I was listening to one of my favourite comedy podcasts the other day, veteran comedians were discussing lesser comedians that made jokes that were too obvious, referring to poor jokes as “route one”, they meant the obvious gag, the first to mind. The use of this term took me aback as it’s one that we’ve used for years in a different, but parallel, context and I was surprised to hear in in common parlance.
They were talking about the structure of effective humour, extolling the virtue of making the audience do some work, put the pieces together themselves, “leave a gap that people have to jump”. This enhances the comedy and takes a stronger hold on the memory.

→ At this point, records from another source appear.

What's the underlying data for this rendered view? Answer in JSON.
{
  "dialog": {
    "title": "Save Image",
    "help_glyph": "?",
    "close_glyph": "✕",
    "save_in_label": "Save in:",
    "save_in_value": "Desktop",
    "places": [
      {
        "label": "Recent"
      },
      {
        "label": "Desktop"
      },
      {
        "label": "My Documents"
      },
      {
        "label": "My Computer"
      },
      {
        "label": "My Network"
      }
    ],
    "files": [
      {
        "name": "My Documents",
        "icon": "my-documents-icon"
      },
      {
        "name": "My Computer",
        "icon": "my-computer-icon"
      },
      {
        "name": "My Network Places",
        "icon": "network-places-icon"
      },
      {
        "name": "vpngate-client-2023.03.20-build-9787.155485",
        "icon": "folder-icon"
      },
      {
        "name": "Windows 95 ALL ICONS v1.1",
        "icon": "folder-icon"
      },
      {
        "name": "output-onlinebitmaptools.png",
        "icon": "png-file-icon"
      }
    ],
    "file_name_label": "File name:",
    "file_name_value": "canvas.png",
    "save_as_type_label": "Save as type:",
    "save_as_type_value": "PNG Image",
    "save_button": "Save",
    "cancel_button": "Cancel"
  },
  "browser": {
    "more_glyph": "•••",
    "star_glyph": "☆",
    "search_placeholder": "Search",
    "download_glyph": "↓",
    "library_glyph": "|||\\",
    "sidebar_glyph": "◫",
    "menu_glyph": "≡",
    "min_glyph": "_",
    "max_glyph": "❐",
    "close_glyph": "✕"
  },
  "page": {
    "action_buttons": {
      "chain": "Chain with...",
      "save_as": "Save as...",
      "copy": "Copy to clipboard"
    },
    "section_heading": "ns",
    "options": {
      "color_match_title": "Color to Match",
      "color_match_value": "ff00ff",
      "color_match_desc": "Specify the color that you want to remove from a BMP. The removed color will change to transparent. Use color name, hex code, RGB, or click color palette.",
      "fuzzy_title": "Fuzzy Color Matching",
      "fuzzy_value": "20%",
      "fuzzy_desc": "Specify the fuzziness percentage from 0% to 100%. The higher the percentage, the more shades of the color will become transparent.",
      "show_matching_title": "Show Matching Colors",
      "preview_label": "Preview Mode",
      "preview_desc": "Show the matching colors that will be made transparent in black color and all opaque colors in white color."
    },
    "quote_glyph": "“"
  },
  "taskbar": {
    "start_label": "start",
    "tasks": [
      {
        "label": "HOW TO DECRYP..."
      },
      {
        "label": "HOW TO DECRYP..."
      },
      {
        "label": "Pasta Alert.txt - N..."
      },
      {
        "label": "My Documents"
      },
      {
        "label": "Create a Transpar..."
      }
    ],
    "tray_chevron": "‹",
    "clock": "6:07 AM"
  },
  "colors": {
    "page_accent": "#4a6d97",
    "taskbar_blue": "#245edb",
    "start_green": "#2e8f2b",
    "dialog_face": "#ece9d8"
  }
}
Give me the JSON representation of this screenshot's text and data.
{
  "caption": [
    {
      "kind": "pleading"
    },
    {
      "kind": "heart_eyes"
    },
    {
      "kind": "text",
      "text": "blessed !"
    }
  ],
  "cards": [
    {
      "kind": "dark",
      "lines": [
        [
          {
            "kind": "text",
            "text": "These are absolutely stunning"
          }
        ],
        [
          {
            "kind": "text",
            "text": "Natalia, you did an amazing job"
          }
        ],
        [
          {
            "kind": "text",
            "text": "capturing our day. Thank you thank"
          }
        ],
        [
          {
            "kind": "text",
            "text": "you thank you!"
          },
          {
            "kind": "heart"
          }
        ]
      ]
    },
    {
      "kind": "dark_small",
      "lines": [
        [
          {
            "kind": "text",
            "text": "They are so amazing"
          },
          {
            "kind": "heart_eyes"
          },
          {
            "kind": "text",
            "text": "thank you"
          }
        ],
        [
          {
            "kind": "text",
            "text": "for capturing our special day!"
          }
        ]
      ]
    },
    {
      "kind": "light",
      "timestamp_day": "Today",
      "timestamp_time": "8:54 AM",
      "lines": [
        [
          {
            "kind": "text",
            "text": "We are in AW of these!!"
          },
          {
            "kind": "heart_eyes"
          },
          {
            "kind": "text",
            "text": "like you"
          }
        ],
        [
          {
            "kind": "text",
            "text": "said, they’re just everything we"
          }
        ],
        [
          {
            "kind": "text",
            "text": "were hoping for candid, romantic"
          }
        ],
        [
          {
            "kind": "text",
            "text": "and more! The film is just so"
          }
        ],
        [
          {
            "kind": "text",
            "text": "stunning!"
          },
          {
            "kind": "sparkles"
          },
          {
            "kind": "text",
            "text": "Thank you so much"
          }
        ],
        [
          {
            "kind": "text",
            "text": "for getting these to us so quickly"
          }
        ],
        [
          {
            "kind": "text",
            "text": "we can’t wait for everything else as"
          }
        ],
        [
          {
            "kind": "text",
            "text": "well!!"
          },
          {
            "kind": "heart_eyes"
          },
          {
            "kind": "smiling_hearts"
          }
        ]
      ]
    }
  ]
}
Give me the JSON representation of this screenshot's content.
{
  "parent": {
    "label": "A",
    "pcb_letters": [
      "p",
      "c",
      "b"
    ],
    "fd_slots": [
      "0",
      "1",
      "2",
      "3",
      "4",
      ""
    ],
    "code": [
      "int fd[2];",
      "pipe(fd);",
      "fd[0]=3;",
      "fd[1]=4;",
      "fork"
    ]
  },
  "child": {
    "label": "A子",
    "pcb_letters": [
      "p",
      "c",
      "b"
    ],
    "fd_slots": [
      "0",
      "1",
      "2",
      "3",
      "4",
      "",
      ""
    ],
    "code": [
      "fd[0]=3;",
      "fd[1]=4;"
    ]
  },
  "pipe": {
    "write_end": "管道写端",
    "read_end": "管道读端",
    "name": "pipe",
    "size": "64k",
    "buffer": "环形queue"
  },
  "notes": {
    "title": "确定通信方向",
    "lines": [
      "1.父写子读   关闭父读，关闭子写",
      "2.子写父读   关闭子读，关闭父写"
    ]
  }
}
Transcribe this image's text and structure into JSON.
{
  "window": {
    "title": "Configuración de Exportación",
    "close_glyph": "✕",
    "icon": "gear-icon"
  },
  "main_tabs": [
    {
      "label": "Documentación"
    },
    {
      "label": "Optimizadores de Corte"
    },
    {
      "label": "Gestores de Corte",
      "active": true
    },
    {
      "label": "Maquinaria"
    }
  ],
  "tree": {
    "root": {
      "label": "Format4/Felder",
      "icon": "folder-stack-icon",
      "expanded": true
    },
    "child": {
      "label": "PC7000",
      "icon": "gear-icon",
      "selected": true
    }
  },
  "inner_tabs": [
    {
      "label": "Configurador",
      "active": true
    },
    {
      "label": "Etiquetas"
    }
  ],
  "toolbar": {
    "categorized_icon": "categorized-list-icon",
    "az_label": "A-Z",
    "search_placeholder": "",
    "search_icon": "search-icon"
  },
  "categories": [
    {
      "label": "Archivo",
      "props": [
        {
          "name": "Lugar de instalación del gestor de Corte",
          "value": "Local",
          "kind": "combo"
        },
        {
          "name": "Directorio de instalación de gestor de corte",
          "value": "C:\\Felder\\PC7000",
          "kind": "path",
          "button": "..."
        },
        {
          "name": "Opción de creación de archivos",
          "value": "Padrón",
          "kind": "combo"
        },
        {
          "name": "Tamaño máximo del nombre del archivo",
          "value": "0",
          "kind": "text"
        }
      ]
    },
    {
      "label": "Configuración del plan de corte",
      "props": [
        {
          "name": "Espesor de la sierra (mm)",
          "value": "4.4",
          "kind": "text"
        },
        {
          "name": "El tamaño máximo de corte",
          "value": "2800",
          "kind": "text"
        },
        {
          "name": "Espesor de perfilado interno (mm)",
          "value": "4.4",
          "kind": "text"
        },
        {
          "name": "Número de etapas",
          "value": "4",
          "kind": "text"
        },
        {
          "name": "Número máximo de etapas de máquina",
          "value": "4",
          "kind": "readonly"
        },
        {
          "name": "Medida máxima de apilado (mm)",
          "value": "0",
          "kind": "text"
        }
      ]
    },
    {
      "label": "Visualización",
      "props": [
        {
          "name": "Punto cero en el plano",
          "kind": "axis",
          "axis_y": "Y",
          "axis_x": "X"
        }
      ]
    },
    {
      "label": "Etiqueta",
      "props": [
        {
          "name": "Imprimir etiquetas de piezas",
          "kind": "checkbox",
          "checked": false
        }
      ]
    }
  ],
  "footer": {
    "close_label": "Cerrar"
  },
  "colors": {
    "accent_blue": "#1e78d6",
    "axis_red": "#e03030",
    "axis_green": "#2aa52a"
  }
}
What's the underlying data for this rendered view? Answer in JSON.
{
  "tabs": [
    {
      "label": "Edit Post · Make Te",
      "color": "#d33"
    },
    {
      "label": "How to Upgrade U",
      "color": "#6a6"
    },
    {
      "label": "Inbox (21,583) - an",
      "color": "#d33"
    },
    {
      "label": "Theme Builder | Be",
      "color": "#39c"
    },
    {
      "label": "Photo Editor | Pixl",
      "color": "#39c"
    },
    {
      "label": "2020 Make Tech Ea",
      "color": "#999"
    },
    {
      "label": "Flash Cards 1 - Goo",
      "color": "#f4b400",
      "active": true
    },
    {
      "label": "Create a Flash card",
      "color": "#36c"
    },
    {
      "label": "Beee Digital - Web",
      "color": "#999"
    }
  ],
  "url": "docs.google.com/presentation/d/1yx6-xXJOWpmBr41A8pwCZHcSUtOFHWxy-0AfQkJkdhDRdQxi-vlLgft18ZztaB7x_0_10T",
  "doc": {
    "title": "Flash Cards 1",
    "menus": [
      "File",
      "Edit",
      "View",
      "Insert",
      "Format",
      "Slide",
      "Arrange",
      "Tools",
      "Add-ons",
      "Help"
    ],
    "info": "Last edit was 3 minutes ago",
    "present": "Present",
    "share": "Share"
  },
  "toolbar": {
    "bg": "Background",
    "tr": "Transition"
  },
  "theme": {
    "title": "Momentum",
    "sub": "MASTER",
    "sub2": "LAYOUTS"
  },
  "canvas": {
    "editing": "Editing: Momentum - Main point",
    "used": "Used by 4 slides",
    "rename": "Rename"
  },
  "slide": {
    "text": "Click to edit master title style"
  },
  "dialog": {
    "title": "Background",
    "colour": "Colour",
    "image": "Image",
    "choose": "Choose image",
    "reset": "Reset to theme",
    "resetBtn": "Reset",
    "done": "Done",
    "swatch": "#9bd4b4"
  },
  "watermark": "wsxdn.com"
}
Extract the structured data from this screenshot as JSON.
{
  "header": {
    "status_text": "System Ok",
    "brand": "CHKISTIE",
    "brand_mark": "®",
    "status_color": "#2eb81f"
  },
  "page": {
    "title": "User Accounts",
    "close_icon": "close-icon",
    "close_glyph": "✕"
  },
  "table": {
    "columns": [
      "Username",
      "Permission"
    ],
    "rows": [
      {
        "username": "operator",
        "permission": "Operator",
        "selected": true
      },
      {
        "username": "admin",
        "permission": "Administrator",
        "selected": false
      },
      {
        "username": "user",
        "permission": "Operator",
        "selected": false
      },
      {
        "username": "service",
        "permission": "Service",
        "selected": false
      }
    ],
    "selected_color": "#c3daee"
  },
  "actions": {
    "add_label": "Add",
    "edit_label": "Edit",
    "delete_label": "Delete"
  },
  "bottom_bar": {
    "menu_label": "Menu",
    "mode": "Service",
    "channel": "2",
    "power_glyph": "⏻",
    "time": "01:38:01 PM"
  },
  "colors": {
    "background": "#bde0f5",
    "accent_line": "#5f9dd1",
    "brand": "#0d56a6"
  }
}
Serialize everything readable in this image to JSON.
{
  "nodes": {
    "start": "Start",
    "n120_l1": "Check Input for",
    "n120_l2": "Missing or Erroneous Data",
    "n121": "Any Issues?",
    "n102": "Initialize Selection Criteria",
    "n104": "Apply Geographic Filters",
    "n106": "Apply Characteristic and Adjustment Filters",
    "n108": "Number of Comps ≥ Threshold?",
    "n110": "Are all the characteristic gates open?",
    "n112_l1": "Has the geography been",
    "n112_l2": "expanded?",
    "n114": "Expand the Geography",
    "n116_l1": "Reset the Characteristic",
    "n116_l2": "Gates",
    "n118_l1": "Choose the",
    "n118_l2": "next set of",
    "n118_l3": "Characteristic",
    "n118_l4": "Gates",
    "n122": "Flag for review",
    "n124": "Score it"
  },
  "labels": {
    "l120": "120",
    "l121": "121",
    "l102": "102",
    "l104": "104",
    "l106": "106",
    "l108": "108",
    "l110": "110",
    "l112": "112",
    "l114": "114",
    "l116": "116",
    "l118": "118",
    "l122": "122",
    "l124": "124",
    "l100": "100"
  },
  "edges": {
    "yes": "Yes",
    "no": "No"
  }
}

There is plenty of neuroscience to back this up, pathways are laid down in the brain with a bias toward things that burned some mental calories going in, also creating a greater sense of ownership of the thought. Think of the potency of movies like Sixth Sense and The Usual Suspects and the power of the moment when the twist is revealed and your brain has to reevaluate the entire plot.
In his book Story Brand, Donald Miller describes how we should create a story gap which creates tension and ensures engagement (a definite book recommendation).
Our use of the term 'route one' is a bit simpler, although every job we do it very different, there is a general pattern to our presented brand solutions. It starts with our 'route one', this is the solution that you were expecting, exactly what you asked for… To my knowledge nobody has ever picked this route! Its sole purpose is to put you at ease. Then we present the 'meat in the sandwich', strategic, thought provoking and hopefully challenging solutions. We usually end with a route that is engineered to scare you, stretch your perceptions of what could be possible. Often this route would be too much of a leap for the consumer too, but its inclusion in the presentation often encourages our clients to be more bold.